Watching TV on a school day morning during her freshman year, junior Avra Liverman said she felt completely normal. Then she experienced her first seizure. “I woke up, and there were a bunch of heads in front of me, some ... who turned out to be the EMTs,” Avra said. “I was in shock. I didn’t know what was going on.”
Shortly after that day, Avra was diagnosed with epilepsy, a neurological disorder typically marked by sudden convulsions. Avra had her second seizure six months later, and from then on, she continued to experience about one seizure each month. Avra now takes 14 pills daily to manage her epilepsy.
Avra said that though she initially found her diagnosis difficult to accept, she has chosen to remain positive, using fundraisers for epilepsy research as an outlet for her energy.
According to Avra, her first reaction to the diagnosis was shock. “If you had told me in sixth grade that I would have epilepsy, I would have been like,‘What’s epilepsy? I’m not going to have anything. Nothing’s wrong with me,’” she said. “Then, all of a sudden, my whole life changed.”
Avra’s parents, Nancy and Irwin Liverman, said that their daughter has handled her diagnosis well. “Her willingness to be so vocal and expressive about [having epilepsy] has helped a lot of people,” Irwin said. “They start to understand [epilepsy] and not fear it.”
Junior Sammy Boucher, a friend of Avra’s, agreed that Avra has made the best of a difficult situation. “She has really kept her head up,” Boucher said. “It’s inspiring.”
Avra said she has made an effort to maintain a positive attitude. “I had the mindset of ‘I’m going to educate everyone, and hopefully people will be understanding,’” she said. “I also knew that I wanted to raise money to support this cause.”
Avra chose the Epilepsy Therapy Project as her cause and began holding dances to fundraise for it. The Epilepsy Therapy Project strives to accelerate the development of new therapies for treating epilepsy, according to its executive director Kim Macher.
The decision to host dances as a means of raising money was an obvious one, according to Avra. “My whole life, I’ve been dancing.
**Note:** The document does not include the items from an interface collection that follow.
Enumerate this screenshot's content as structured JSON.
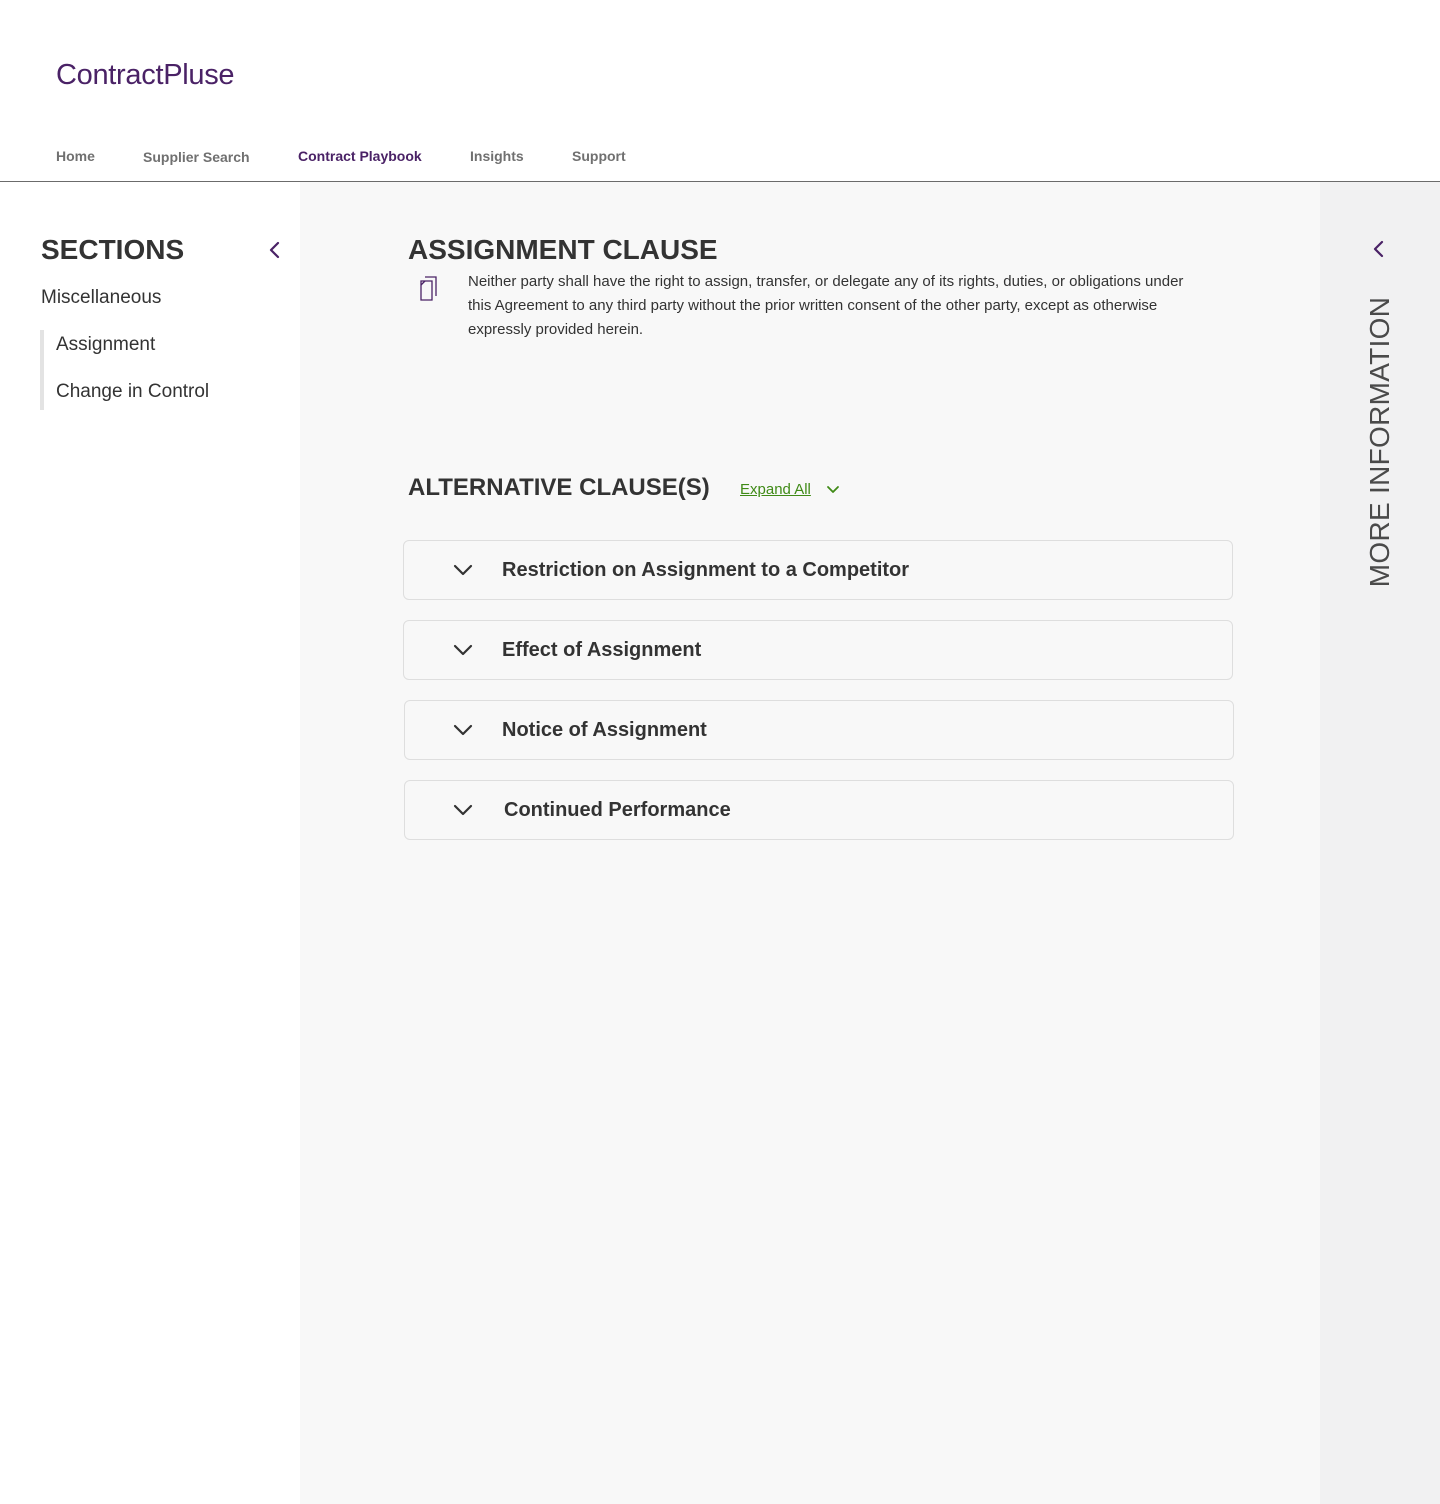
{
  "app": {
    "logo": "ContractPluse"
  },
  "nav": {
    "items": [
      {
        "label": "Home"
      },
      {
        "label": "Supplier Search"
      },
      {
        "label": "Contract Playbook"
      },
      {
        "label": "Insights"
      },
      {
        "label": "Support"
      }
    ],
    "active": "Contract Playbook"
  },
  "sidebar": {
    "title": "SECTIONS",
    "collapse_icon": "chevron-left-icon",
    "group": "Miscellaneous",
    "items": [
      {
        "label": "Assignment"
      },
      {
        "label": "Change in Control"
      }
    ]
  },
  "main": {
    "clause_title": "ASSIGNMENT CLAUSE",
    "copy_icon": "copy-icon",
    "clause_text": "Neither party shall have the right to assign, transfer, or delegate any of its rights, duties, or obligations under this Agreement to any third party without the prior written consent of the other party, except as otherwise expressly provided herein.",
    "alternatives_title": "ALTERNATIVE CLAUSE(S)",
    "expand_all": "Expand All",
    "alternatives": [
      {
        "label": "Restriction on Assignment to a Competitor"
      },
      {
        "label": "Effect of Assignment"
      },
      {
        "label": "Notice of Assignment"
      },
      {
        "label": "Continued Performance"
      }
    ]
  },
  "right_panel": {
    "title": "MORE INFORMATION",
    "collapse_icon": "chevron-left-icon"
  },
  "colors": {
    "brand": "#4a2266",
    "link": "#3f8a16",
    "text": "#333333",
    "main_bg": "#f8f8f8",
    "panel_bg": "#f1f1f2"
  }
}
It’s my passion,” Avra said. “So, [I thought], I love dancing, and people love parties, so let’s combine all of these things, and let’s make a fundraising dance.”
Boucher said that Avra’s dances are an enjoyable and effective way to raise money. “The dances are a huge undertaking, and she works so hard,” Boucher said. “What she is doing for the [Epilepsy Therapy Project] is phenomenal.”
Avra said that in addition to raising money, she hopes to spread awareness through her dances. “I had no idea whatepilepsy was [before my diagnosis]; I didn’t know what a seizure was,” Avra said.“That’s why, when I found out, I was so excited to let people know.”
Macher, like Avra, said that a lack of epilepsy awareness is common. “Knowing what to do when someone has a seizure is something everyone should know,” she said. “It is no different than knowing what to do when seeing a heart attack [or] choking, ... but first aid is not as commonly heard [of] for when someone is having a seizure.”
Avra’s family has rented both the Hyde Center in Newton Highlands and the Bishop Mackenzie Center in Newton Centre for dances, including Halloween and 1980s themed events. Overall, Avra and her family have raised more than $33,000 to support epilepsy treatments and therapies.
A ticket to each dance costs $18, a price some find too expensive. “People get upset over the price,” Avra said. “But … it’s not easy to live with this disorder, … and I’m not going to stop working until epilepsy is cured,” Avra said.
According to Avra, every dollar counts. “Even if I raise $100, that’s still $100 closer to curing epilepsy.”
Macher said that her organization has benefited greatly from Avra’s efforts.“We are so fortunate that we are working with her and that she chose us,” Macher said. “Not everybody … goes out and tackles [a] problem head on, and that’s why we think that [Avra] is fearless and determined. She’s a hero.”
Being fearless in the face of an epilepsy diagnosis can be difficult, according to Nancy. “A lot of people are in the closet about their [epilepsy] because there’s a stigma attached to it,” she said. “It’s all about being accepted. We need to accept everyone with whatever challenges they have.”
Although Avra strives to maintain a positive attitude, she said she sometimes feels discouraged. Because she has epilepsy, Avra cannot get her license and must frequently text message her mother when she is home alone. “I might look happy and giggly, but inside there is this girl who sometimes doesn’t know what to do,” Avra said. “[Epilepsy] impacts everything, and it’s always going to be there.”
Irwin said he was impressed by his daughter’s determination in the face of challenges. “Avra is not defined by her condition or her circumstances. I never remember her [asking], ‘Why me?,’ Irwin said. “She was just saying that she wanted to do something [to help].”
by Carly Meisel